Coding Horror

programming and human factors

Passwords vs. Pass Phrases

Microsoft security guru Robert Hensing hit a home run his first time at bat with his very first blog post. In it, he advocates that passwords, as we traditionally think of them, should not be used:

So here's the deal - I don't want you to use passwords, I want you to use pass-PHRASES. What is a pass-phrase you ask? Let's take a look at some of my recent pass-phrases that I've used inside Microsoft for my 'password'.
  • "If we weren't all crazy we would go insane" (Jimmy Buffett rules)*
  • "Send the pain below!"
  • "Mean people suck!"

So why are these pass-phrases so great?

  1. They meet all password complexity requirements due to the use of upper / lowercase letters and punctuation (you don't HAVE to use numbers to meet password complexity requirements)
  2. They are so freaking easy for me to remember it's not even funny. For me, I find it MUCH easier to remember a sentence from a favorite song or a funny quote than to remember 'xYaQxrz!' (which b.t.w. is long enough and complex enough to meet our internal complexity requirements, but is weak enough to not survive any kind of brute-force password grinding attack with say LC5, let alone a lookup table attack). That password would not survive sustained attack with LC5 long enough to matter so in my mind it's pointless to use a password like that. You may as well just leave your password blank.
  3. I dare say that even with the most advanced hardware you are not going to guesss, crack, brute-force or pre-compute these passwords in the 70 days or so that they were around (remember you only need the password to survive attack long enough for you to change the password).

Windows 2k and higher support passwords of up to 127 unicode characters. So this will work on virtually every Windows network in existence. Reggie Burnett, however, has some doubts:

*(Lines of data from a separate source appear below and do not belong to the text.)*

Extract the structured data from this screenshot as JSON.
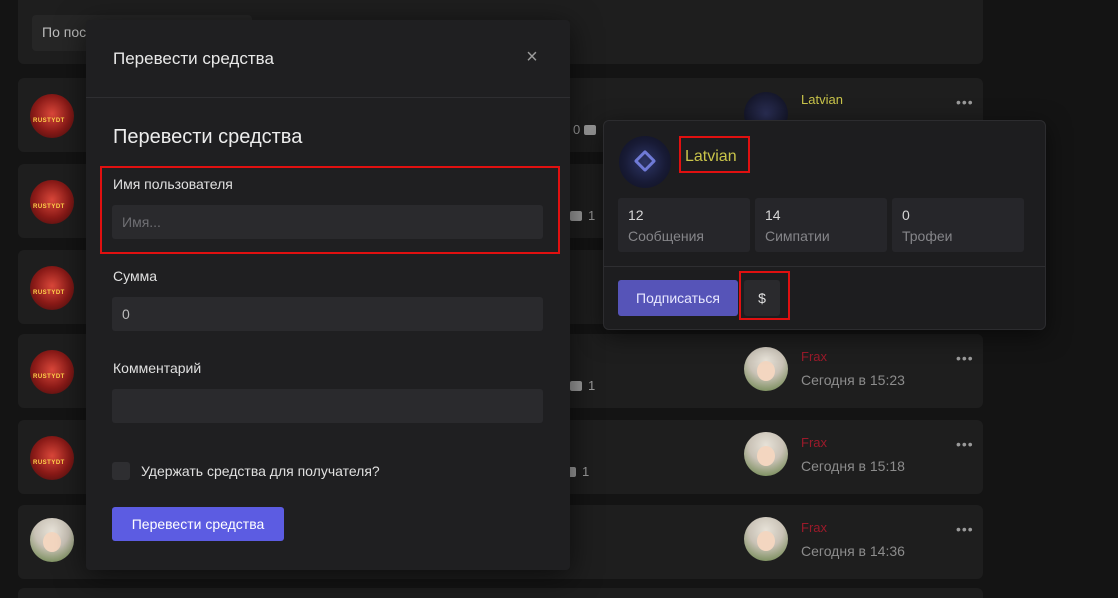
{
  "filter": {
    "placeholder_text": "По последним"
  },
  "threads": [
    {
      "replies": "0",
      "last_user": "Latvian",
      "last_time": "",
      "last_user_color": "#c9c44a"
    },
    {
      "replies": "1",
      "last_user": "",
      "last_time": ""
    },
    {
      "replies": "",
      "last_user": "",
      "last_time": ""
    },
    {
      "replies": "1",
      "last_user": "Frax",
      "last_time": "Сегодня в 15:23",
      "last_user_color": "#9b1a2a"
    },
    {
      "replies": "1",
      "last_user": "Frax",
      "last_time": "Сегодня в 15:18",
      "last_user_color": "#9b1a2a"
    },
    {
      "replies": "",
      "last_user": "Frax",
      "last_time": "Сегодня в 14:36",
      "last_user_color": "#9b1a2a"
    }
  ],
  "modal": {
    "header_title": "Перевести средства",
    "section_title": "Перевести средства",
    "username_label": "Имя пользователя",
    "username_placeholder": "Имя...",
    "amount_label": "Сумма",
    "amount_value": "0",
    "comment_label": "Комментарий",
    "comment_value": "",
    "hold_label": "Удержать средства для получателя?",
    "submit_label": "Перевести средства",
    "close_glyph": "×"
  },
  "popup": {
    "username": "Latvian",
    "stats": [
      {
        "value": "12",
        "label": "Сообщения"
      },
      {
        "value": "14",
        "label": "Симпатии"
      },
      {
        "value": "0",
        "label": "Трофеи"
      }
    ],
    "follow_label": "Подписаться",
    "dollar_label": "$"
  },
  "colors": {
    "accent": "#5c5ce2",
    "highlight": "#e01010",
    "username_gold": "#c9c44a"
  },
  "icons": [
    "close-icon",
    "comment-icon",
    "more-dots-icon"
  ]
}
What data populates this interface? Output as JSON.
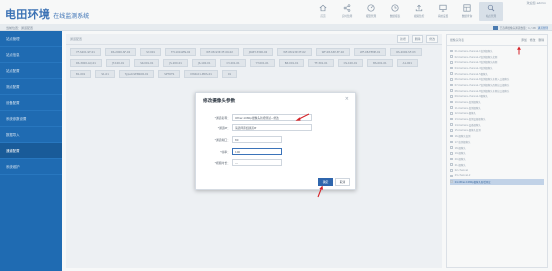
{
  "header": {
    "logo_main": "电田环境",
    "logo_sub": "在线监测系统",
    "user_link": "欢迎您 admin",
    "nav": [
      {
        "label": "首页",
        "icon": "home-icon"
      },
      {
        "label": "实时监测",
        "icon": "share-icon"
      },
      {
        "label": "报警管理",
        "icon": "dashboard-icon"
      },
      {
        "label": "数据报表",
        "icon": "clock-icon"
      },
      {
        "label": "视频监控",
        "icon": "upload-icon"
      },
      {
        "label": "系统设置",
        "icon": "monitor-icon"
      },
      {
        "label": "数据查询",
        "icon": "grid-icon"
      },
      {
        "label": "站点管理",
        "icon": "search-icon"
      }
    ]
  },
  "breadcrumb": "当前位置：通道配置",
  "sidebar": {
    "items": [
      "站点管理",
      "站点信息",
      "站点配置",
      "测点配置",
      "设备配置",
      "系统参数设置",
      "数据导入",
      "通道配置",
      "系统维护"
    ]
  },
  "main": {
    "title": "通道配置",
    "tools": [
      "新增",
      "删除",
      "修改"
    ],
    "tags": [
      "YF-S201-SF-01",
      "RS-2000-SF-02",
      "SY-001",
      "TH-101GEN-02",
      "WF-08-S3P-3F-09-02",
      "JN-BT-3300-02",
      "WF-08-S3P-3F-02",
      "WF-08-S3P-3F-02",
      "WF-08-TEMP-01",
      "RS-2000-SF-03",
      "RS-3000-AQ-01",
      "JT-100-01",
      "SK-001-01",
      "JS-200-01",
      "JS-100-01",
      "CY-201-01",
      "YT-001-01",
      "BZ-001-01",
      "TF-301-01",
      "CS-100-01",
      "BS-001-01",
      "A1-001",
      "B1-001",
      "S1-01",
      "Type0-SENSOR-01",
      "SPTOTS",
      "DWR-01-MDS-01",
      "01"
    ]
  },
  "right_panel": {
    "top_text": "已选择摄像头通道数量：1 / 28",
    "top_link": "通道管理",
    "title": "摄像头列表",
    "buttons": [
      "添加",
      "修改",
      "删除"
    ],
    "items": [
      "01-Camera-channel-1监测摄像头",
      "02-Camera-channel-2监测摄像头北侧",
      "03-Camera-channel-3监测摄像头南侧",
      "04-Camera-channel-4监测摄像头",
      "05-Camera-channel-5摄像头",
      "06-Camera-channel-6监测摄像头东侧入口摄像头",
      "07-Camera-channel-7监测摄像头西侧出口摄像头",
      "08-Camera-channel-8监测摄像头东侧出口摄像头",
      "09-Camera-channel-9摄像头",
      "10-Camera-监测摄像头",
      "11-Camera-监测摄像头",
      "12-Camera-摄像头",
      "13-Camera-监测设备摄像头",
      "14-Camera-设备摄像头",
      "15-Camera-摄像头监测",
      "16-摄像头监测",
      "17-监测摄像头",
      "18-摄像头",
      "19-摄像头",
      "20-摄像头",
      "21-摄像头",
      "22-channel",
      "23-channel-2",
      "24-Other-1080p摄像头新增测试"
    ],
    "selected_index": 23
  },
  "modal": {
    "title": "修改摄像头参数",
    "close": "×",
    "fields": [
      {
        "label": "*通道名称：",
        "value": "Other-1080p摄像头新增测试—修改"
      },
      {
        "label": "*通道IP：",
        "value": "请选择添加通道IP"
      },
      {
        "label": "*通道端口：",
        "value": "80"
      },
      {
        "label": "*帧率：",
        "value": "100"
      },
      {
        "label": "*视频时长：",
        "value": "---"
      }
    ],
    "ok_label": "确定",
    "cancel_label": "取消"
  },
  "colors": {
    "brand": "#3b73b9",
    "sidebar": "#1f6db7",
    "annotation_arrow": "#d6252a"
  }
}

The reason I think that Robert's logic is a bit flawed is that a pass phrase is likely to contain readable words (else it really isn't a pass phrase) and therefore can be attacked not at the letter level but at the word level. According to various sites I visited, the average English speaker knows about 20,000 words but uses only about 2,000 of those in a given week. Since the user is likely to use words they are used to, we can safely say that most pass phrases will contain one of about 5,000 words. And, if a pass phrase contains 4 words, then our possibilities are 5000^4. I'll spare you the math, but you'll see that the cracker that is trying pass phrases has alot fewer possibilities to try. Now, of course, using more words will increase the security, but we should also note that since the attack is at the word level, the length of the word would not matter. "Mean people suck" would be just as secure as "Extremely important password". They are both 3 words and both use common words.

While I see his point, he's completely ignoring the capitalization and punctuation in "Mean people suck!". I do agree that for the best security, your passphrase should include capitalization, punctuation, and possibly even numbers if you can work them in there in a logical way. Andy Johns elaborates:

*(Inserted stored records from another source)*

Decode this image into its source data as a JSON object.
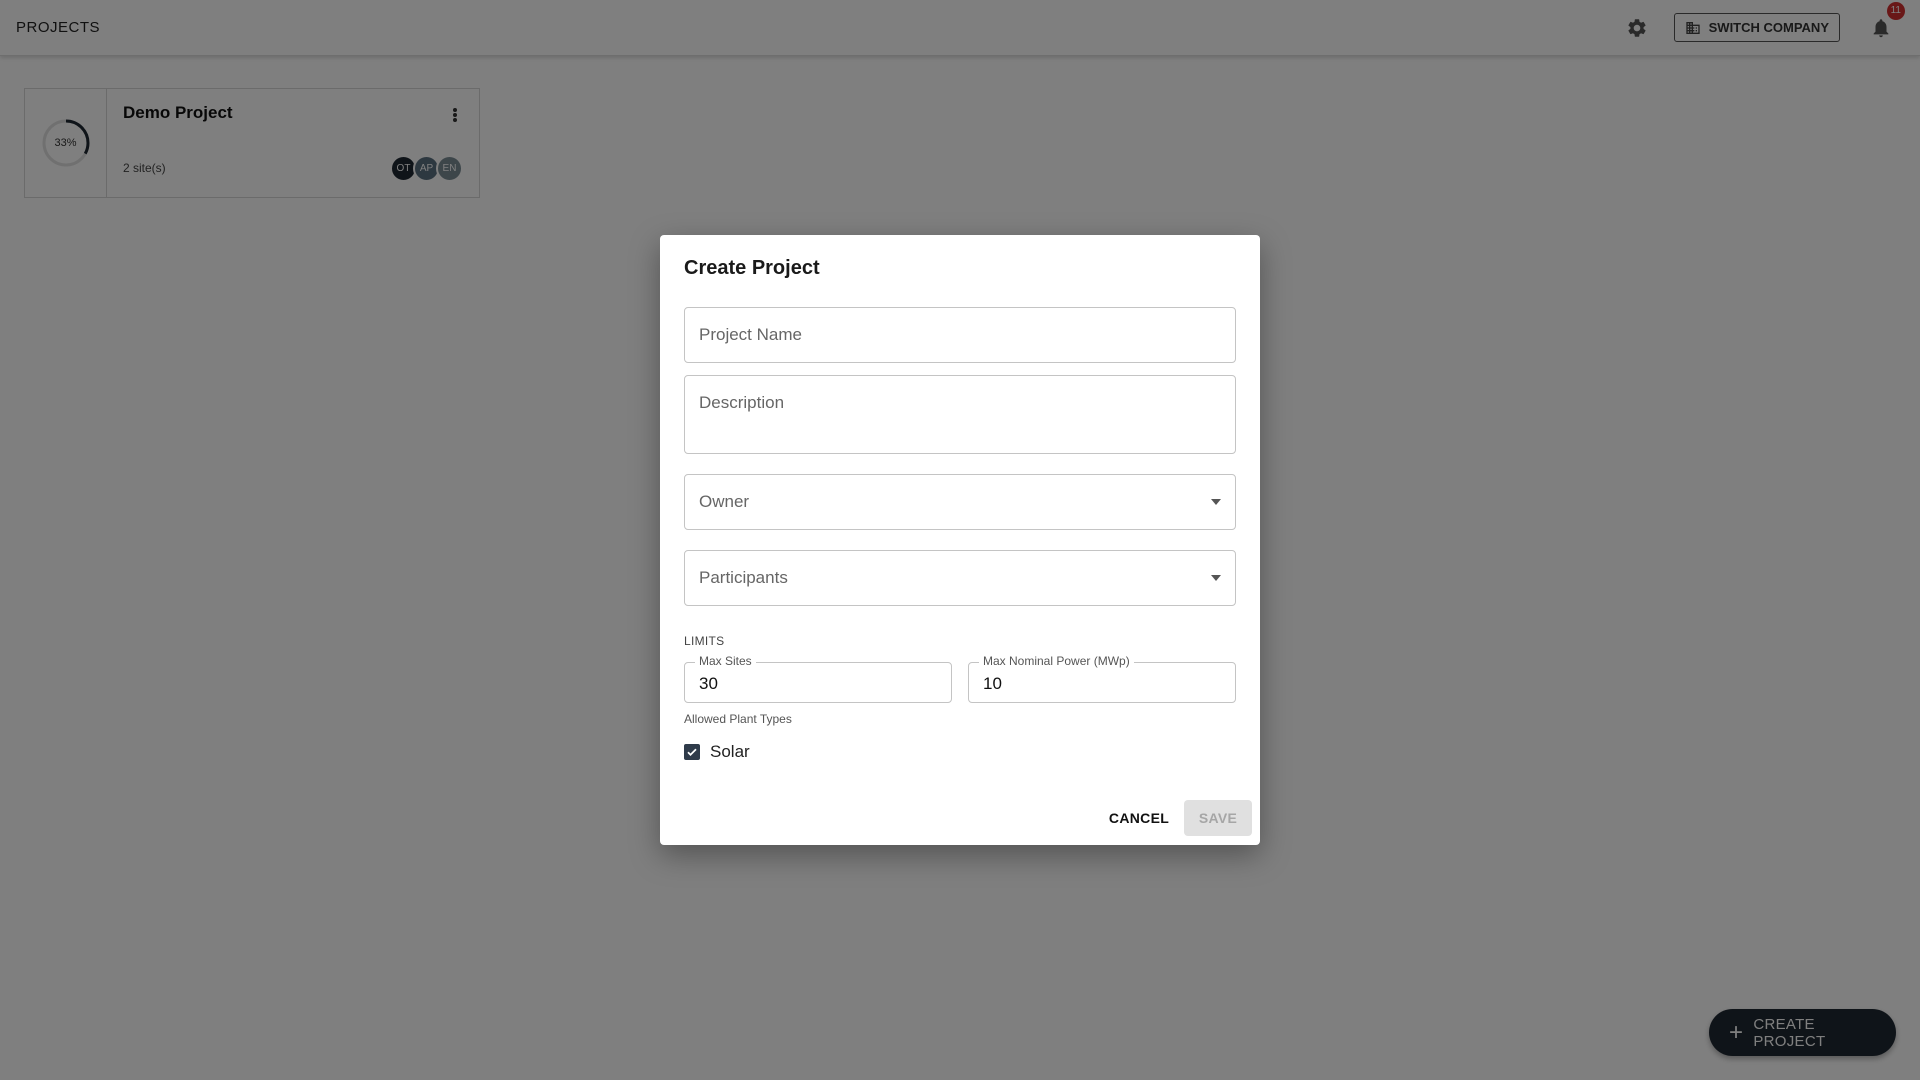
{
  "appbar": {
    "title": "PROJECTS",
    "switch_company_label": "SWITCH COMPANY",
    "notification_count": "11"
  },
  "projects": [
    {
      "name": "Demo Project",
      "progress_label": "33%",
      "progress_fraction": 0.33,
      "sites": "2 site(s)",
      "avatars": [
        {
          "initials": "OT",
          "color": "#1f2833"
        },
        {
          "initials": "AP",
          "color": "#5b7080"
        },
        {
          "initials": "EN",
          "color": "#7a8c94"
        }
      ]
    }
  ],
  "fab": {
    "label": "CREATE PROJECT"
  },
  "dialog": {
    "title": "Create Project",
    "project_name_placeholder": "Project Name",
    "description_placeholder": "Description",
    "owner_placeholder": "Owner",
    "participants_placeholder": "Participants",
    "limits_heading": "LIMITS",
    "max_sites_label": "Max Sites",
    "max_sites_value": "30",
    "max_power_label": "Max Nominal Power (MWp)",
    "max_power_value": "10",
    "allowed_plant_types_label": "Allowed Plant Types",
    "plant_types": [
      {
        "label": "Solar",
        "checked": true
      }
    ],
    "cancel_label": "CANCEL",
    "save_label": "SAVE"
  }
}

As I've often mentioned, I'm a consultant and I see a lot of crap out in the wild. By far the most annoying crap I see is around passwords. The more paranoid the network admins (or security council, or board, or whoever sets the rules) the more obscure the passwords must be, and the more often they need to be changed. What these people fail to realize is the average human worker just wants to do their job, and can't remember Syz8#K3! as a password. So what do they do.... Out comes the post-it-note on the desk, or in the drawer, or under the keyboard, or the file on the desktop called "passwords.txt". Some workers try and be smart by leaving out a letter, or writing it backwards.... but still, if your password is so hard to remember that you have to write it down, then you have no security at all, and a significant portion of your support staff/costs must be spent dealing with resetting passwords.

A pass-phrase of "this is my password and it's for my eyes only" is far easier to remember than Syz8#K3! and also far more secure, and nearly takes the same amount of time to type. Need more security, throw in a few caps, or numbers: "My address is 1234 Main street" or "Jenny's number is 867-5309". Yes, I'm breaking rules about not including personal information in a password, but remember, 1) these are examples, and 2) a pass-phrase is different. A password of "Chris" because your son's name is Chris is a bad password, but a password of: "My oldest son's name is Chris and he is 10 years old" is a good password.

Passphrases are clearly more usable than traditional "secure" passwords. They are also highly likely to be more secure. Even naive worst-case passphrases like "this is my password" aren't all that hackable, at least when compared to their single word equivalents, eg, "password".

Easier on the user, harder for hackers: that's a total no-brainer. I've adopted passphrases across the board on all the systems I use.

* ugh

Written by Jeff Atwood

Indoor enthusiast. Co-founder of Stack Overflow and Discourse. Disclaimer: I have no idea what I'm talking about. Find me here: